Twitter has a “Remember me” feature on its login page that when used will remember a member’s session after they have shut down their browser. Different sites implement this feature in different ways. Some sites set the same session cookies but make them persistent if the feature is used, other sites such as Twitter set a unique persistent cookie in addition to the session cookie. If an attacker used a login CSRF attack against a member who had logged in to Twitter using the “Remember me” feature, and in the attack the feature was unused, the member’s session would be overwritten but their “Remember me” cookie would not be. The attacker could then exploit the XSS and either steal the cookie or use it to log the member back into their own account and continue with the attack.

Since being notified of the XSS Twitter has fixed the issue and has extend its CSRF protection to its login page.


Clickjacking & OAuth

May 4th, 2009

This post details clickjacking and how it poses a serious security threat to OAuth service providers.


Clickjacking is when a visitor to a web page is tricked into clicking on an element that they believe to be harmless when in reality they are clicking on an element on a different website that exposes protected data or grants an attacker access. There are a number of ways to implement a clickjacking attack, but the most common way is to load the target website in a transparent iframe. The iframe is then positioned so that the target element that the attacker wishes a visitor to click on is positioned over a dummy element on the page that the iframe is contained on. Because the iframe is given a higher stack order than the dummy element, when a visitor clicks on the dummy element they are actually clicking on the hidden transparent element.

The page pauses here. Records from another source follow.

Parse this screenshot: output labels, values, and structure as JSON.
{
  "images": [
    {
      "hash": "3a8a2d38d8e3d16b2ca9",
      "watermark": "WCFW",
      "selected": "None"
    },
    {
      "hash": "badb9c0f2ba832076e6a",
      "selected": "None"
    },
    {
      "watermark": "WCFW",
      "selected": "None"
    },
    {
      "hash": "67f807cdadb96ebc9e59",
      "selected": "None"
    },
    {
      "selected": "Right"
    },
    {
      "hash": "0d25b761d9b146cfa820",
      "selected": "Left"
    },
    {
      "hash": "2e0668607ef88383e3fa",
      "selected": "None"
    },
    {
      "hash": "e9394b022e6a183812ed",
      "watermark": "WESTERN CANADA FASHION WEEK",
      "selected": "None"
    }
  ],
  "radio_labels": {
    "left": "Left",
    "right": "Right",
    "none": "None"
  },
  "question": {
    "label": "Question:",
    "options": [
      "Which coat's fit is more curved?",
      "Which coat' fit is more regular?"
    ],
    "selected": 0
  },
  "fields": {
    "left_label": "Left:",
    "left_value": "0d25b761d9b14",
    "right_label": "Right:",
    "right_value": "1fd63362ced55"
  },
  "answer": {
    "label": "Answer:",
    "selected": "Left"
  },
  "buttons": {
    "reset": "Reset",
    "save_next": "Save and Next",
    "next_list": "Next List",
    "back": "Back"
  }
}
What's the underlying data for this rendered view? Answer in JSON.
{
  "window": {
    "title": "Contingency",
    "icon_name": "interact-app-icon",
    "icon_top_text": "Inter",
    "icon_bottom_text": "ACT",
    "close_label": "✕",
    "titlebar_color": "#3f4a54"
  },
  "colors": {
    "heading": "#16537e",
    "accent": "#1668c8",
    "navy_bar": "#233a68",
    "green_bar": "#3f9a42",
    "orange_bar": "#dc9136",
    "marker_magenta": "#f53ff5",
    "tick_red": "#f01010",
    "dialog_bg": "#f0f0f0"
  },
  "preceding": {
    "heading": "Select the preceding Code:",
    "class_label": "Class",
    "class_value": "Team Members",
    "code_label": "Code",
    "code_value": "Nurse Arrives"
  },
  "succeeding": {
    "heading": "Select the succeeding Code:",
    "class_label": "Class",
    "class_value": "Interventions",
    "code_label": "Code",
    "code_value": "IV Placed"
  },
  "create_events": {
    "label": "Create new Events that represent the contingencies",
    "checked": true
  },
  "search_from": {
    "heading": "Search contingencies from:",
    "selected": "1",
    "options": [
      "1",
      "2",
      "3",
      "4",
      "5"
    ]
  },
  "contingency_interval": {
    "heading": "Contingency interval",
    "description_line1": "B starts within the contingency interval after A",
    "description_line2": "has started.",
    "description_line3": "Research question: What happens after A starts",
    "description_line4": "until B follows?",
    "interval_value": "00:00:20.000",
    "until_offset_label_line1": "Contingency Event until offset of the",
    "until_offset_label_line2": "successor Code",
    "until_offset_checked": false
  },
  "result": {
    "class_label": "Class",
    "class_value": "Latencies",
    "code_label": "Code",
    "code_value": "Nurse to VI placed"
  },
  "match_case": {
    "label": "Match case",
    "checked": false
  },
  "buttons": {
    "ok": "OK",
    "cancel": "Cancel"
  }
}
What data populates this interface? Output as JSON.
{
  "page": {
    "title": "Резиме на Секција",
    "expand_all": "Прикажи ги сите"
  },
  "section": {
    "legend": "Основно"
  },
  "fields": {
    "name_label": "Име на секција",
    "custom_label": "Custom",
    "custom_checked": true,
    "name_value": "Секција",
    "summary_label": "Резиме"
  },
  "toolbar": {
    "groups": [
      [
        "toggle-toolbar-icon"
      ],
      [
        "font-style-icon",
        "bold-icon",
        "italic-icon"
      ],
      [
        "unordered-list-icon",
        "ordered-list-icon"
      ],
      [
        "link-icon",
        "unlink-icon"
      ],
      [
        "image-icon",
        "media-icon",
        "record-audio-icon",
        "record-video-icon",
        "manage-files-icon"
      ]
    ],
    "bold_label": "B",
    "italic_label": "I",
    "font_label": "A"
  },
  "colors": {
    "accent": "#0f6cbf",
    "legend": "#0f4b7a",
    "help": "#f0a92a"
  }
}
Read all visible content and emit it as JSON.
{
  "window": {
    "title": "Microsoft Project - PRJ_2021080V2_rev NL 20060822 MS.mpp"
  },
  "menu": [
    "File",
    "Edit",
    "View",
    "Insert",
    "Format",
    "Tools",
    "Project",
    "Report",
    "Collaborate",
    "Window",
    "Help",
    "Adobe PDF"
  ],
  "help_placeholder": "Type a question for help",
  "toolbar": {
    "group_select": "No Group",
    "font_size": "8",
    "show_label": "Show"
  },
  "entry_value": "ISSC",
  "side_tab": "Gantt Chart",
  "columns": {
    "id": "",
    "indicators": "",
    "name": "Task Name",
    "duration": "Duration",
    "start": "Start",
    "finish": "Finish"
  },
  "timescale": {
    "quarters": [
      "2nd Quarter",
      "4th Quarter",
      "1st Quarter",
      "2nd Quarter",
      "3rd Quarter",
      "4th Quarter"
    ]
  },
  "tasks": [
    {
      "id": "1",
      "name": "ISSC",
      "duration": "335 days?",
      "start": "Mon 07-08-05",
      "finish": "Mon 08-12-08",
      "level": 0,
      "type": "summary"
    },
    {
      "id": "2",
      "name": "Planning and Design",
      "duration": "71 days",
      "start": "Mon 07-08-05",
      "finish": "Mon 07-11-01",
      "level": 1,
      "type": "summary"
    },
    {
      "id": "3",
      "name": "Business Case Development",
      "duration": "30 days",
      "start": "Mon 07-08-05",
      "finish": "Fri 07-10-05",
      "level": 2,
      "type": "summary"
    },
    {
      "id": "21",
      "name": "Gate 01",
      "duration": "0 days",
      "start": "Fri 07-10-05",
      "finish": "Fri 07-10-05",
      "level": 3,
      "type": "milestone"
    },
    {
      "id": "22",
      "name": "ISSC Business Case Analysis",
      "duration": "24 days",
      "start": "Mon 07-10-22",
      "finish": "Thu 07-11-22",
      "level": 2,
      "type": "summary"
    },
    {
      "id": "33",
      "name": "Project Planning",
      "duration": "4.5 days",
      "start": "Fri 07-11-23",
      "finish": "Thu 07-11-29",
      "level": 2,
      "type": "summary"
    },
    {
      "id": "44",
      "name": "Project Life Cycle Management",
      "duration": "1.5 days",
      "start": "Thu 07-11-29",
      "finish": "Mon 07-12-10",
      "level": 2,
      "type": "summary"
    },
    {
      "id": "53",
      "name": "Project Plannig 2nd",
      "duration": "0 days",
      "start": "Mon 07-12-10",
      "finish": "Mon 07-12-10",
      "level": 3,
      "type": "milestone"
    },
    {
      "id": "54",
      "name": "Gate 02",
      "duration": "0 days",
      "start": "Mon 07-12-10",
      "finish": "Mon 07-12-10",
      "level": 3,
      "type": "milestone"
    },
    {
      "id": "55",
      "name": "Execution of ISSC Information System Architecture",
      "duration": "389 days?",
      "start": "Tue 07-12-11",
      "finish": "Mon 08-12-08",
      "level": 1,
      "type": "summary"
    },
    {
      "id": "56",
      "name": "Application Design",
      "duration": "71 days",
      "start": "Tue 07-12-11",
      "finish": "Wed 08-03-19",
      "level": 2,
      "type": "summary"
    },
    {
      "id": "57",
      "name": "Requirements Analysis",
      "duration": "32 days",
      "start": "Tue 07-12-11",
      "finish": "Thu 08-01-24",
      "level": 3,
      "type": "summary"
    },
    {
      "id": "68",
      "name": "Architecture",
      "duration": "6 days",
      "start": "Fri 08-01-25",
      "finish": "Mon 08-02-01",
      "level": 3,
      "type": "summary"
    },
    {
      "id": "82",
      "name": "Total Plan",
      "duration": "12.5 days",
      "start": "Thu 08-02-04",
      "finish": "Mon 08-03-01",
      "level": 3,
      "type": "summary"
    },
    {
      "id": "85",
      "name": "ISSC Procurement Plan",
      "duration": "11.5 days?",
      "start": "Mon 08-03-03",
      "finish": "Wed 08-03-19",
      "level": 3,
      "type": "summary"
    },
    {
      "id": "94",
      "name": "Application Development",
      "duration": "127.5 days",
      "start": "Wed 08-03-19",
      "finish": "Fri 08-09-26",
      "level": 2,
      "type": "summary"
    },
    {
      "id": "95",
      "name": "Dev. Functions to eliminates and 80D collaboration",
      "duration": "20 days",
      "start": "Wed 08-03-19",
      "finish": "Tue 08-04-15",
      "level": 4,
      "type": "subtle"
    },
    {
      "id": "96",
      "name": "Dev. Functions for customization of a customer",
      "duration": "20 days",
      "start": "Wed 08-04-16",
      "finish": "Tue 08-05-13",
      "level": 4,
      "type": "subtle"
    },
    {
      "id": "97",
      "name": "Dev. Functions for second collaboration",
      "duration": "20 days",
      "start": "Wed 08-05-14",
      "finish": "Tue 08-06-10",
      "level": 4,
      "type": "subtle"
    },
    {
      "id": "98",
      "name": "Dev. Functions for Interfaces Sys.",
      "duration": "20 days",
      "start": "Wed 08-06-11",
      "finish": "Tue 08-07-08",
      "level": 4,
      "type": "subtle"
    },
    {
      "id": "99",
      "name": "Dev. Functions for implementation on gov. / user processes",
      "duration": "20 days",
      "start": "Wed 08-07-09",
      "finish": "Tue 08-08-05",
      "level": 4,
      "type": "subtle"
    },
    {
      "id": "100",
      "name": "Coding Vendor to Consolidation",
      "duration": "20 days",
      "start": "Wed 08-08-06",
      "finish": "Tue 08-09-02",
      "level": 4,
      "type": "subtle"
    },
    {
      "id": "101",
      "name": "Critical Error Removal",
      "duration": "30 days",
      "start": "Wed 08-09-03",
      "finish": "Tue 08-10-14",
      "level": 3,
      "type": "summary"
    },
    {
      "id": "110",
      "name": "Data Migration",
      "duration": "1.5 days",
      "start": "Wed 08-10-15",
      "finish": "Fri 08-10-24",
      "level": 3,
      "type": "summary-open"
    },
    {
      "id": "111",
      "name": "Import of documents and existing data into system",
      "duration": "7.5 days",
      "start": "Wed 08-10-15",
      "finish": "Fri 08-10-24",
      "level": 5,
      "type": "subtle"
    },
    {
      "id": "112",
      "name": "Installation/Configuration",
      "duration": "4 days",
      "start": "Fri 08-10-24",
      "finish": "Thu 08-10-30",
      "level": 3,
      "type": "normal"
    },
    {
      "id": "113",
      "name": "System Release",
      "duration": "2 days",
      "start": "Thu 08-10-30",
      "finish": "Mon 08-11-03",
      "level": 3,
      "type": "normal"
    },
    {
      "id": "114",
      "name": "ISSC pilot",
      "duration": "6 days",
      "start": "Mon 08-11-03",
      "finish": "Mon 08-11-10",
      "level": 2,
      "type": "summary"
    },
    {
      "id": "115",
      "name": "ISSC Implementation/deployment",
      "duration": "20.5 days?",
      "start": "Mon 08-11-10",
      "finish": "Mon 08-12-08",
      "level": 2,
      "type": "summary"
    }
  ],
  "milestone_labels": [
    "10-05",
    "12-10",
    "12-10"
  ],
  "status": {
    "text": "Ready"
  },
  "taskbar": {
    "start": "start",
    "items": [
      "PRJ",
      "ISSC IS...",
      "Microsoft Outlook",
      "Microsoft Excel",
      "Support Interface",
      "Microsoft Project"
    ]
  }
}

You can read more on clickjacking from Robert Hansen and Jeremiah Grossman here.


In 3-legged OAuth as the result of an action taken by a User a Consumer requests a Request Token from the Service Provider and then passes that Request Token to the Service Provider’s Authorization URL through redirection. The Service Provider then displays a page prompting the User to approve or deny the Consumer access.


In this example Faji is the Service Provider and Beppa is the Consumer. If Beppa’s developers were malicious they could use a clickjacking attack against Faji’s approval page to trick users into granting their application access.



From the user’s perspective the link appears to be harmless, but in reality when clicked on will grant Beppa access.

This is a basic example, however with a little social engineering it becomes trivial to get a user to click on the dummy element and have the attack go undetected.


There are two solutions to protect against clickjacking each with its own issues.

Service providers can use frame busting scripts to prevent their approval page from being framed. However, due to Internet Explorer’s support of a security=”restricted” attribute on frames they can be disabled in IE. For IE8 Microsoft has announced the support of a X-Frame-Options HTTP response header which can be used by service providers to deny their approval page from rendering in a frame. However IE8 is not yet widely used. One workaround is to require that Internet Explorer users have javascript enabled, however this comes with its own set of issues.

Service providers can require that users authenticate themselves before being shown the approval page, even if they are already signed in to the service. By doing so it becomes impossible for their approval page to be framed since a user’s credentials are not known to Consumers. This can be an inconvenience for some users, however, but more importantly by conditioning users to enter their credentials each time they are redirected from a Consumer it can increase the potential of phishing attacks. Service providers that choose this solution should educate their users about phishing attacks and should provide mechanisms that make it easier for users to confirm the authenticity of their site.


At the time of this post all service providers had been notified.